Any type of survival kit you decide to carry should at a bare minimum be able to either provide you with, allow you to make, or make it possible to aquire the basics of survival:
- First Aid
Step 1: Fire
You should always have at least three means of producing a fire. If one fails or you run out of matches you can still make fiire. It is esential that you practice making fire with all of the methods you choose to carry with you under all types of conditions.
I spent the last few weeks making fires while camping with each of the fire starting aids in this kit in everything from near freezing temperatures to the rain to keep my skills up, you should do the same. Seldom will the conditions be exactly what you would want when you are forced into a survival situation.
Step 2: Food
I carried two snare wires that I made and packed into the kit as well as 150 yards of 50# braided fishing line and various hooks and sinkers. With the strength and small diameter of the fishing line it can be used to make repairs to your clothing, sutures, and for lashing.
I always find a way to carry a bouillon cube or two in my kits. They are good for adding a little flavor to a hot drink on a cold night or more imporantly to add flavor to that rat you are cooking for dinner.
Step 3: Handy Stuff
I made a small water carrier with the duct tape (I saw that trick on Mythbusters) as well as using it for lashing on a lean-to.

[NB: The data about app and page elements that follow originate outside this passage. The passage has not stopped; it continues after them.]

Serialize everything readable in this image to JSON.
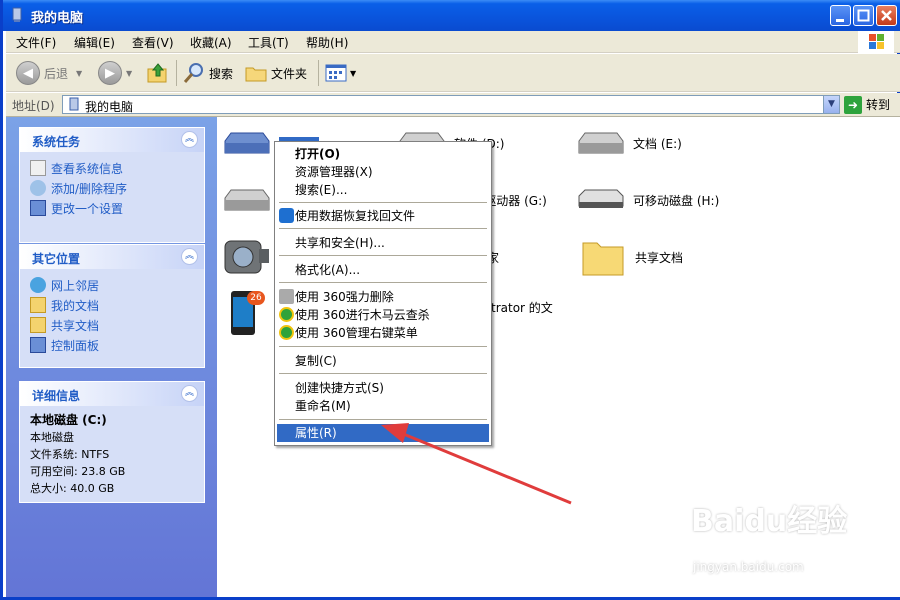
{
  "window": {
    "title": "我的电脑"
  },
  "menu": [
    "文件(F)",
    "编辑(E)",
    "查看(V)",
    "收藏(A)",
    "工具(T)",
    "帮助(H)"
  ],
  "toolbar": {
    "back": "后退",
    "search": "搜索",
    "folders": "文件夹"
  },
  "address": {
    "label": "地址(D)",
    "value": "我的电脑",
    "go": "转到"
  },
  "panels": {
    "system_tasks": {
      "title": "系统任务",
      "items": [
        "查看系统信息",
        "添加/删除程序",
        "更改一个设置"
      ]
    },
    "other_places": {
      "title": "其它位置",
      "items": [
        "网上邻居",
        "我的文档",
        "共享文档",
        "控制面板"
      ]
    },
    "details": {
      "title": "详细信息",
      "name": "本地磁盘 (C:)",
      "type": "本地磁盘",
      "fs": "文件系统: NTFS",
      "free": "可用空间: 23.8 GB",
      "total": "总大小: 40.0 GB"
    }
  },
  "items": {
    "d_drive": "软件 (D:)",
    "e_drive": "文档 (E:)",
    "g_drive": "DVD 驱动器 (G:)",
    "h_drive": "可移动磁盘 (H:)",
    "camera_partial": "管家",
    "shared": "共享文档",
    "admin_docs_partial": "trator 的文",
    "badge": "26"
  },
  "context_menu": {
    "open": "打开(O)",
    "explorer": "资源管理器(X)",
    "search": "搜索(E)...",
    "recover": "使用数据恢复找回文件",
    "sharing": "共享和安全(H)...",
    "format": "格式化(A)...",
    "del360": "使用 360强力删除",
    "trojan360": "使用 360进行木马云查杀",
    "manage360": "使用 360管理右键菜单",
    "copy": "复制(C)",
    "shortcut": "创建快捷方式(S)",
    "rename": "重命名(M)",
    "properties": "属性(R)"
  },
  "watermark": {
    "brand": "Baidu经验",
    "url": "jingyan.baidu.com"
  },
  "colors": {
    "title_blue": "#0a55dd",
    "link_blue": "#215dc6",
    "highlight": "#316ac5",
    "arrow_red": "#e03c3c"
  }
}
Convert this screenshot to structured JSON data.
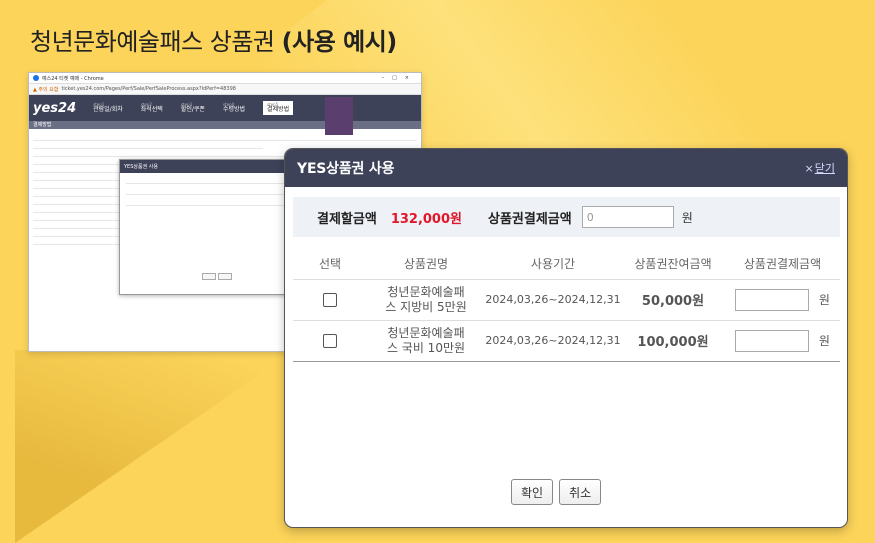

The sewing needle can be used to make repairs in clothing and if you sterilize it, to make repairs in you using the fishing line.
It took a bit of experimentation to figue out the "right size" peice of tin foil to add but 12"x3' seemed to be the best fit for the size container I was going to put everything in. You can make a small pot for boiling water and another for cooking, and an approx. 12 oz "cup" with it and you have something refelctive for signaling if needed.
I added one of the small survival knives I made in a previous Instructable as a back up to the pocket knife I always have on me. I used it pretty much exclusively during the field trials I put this little kit through and it held up very well. It did require sharpening when I got done. The thing I did notice, and corrected within a short time, was that it's small size make it a little uncomfortable to use after a while, so I found a peice of wood and made a larger handle for it for use while I was in the woods. For storage I went back to the original layout.
Step 4: First Aid
Step 5: Conclusion
The whole kit fits very neatly in a chest or front pocket and at a bit over 9 oz it is easy to carry without noticing it.
I am not a fan of minimalist survival kits by any stretch of the imagination but having something is better than having nothing. That said I hope you find the kit useful. As always I look forward to reading any comments about the kit you may have!
Train to survive!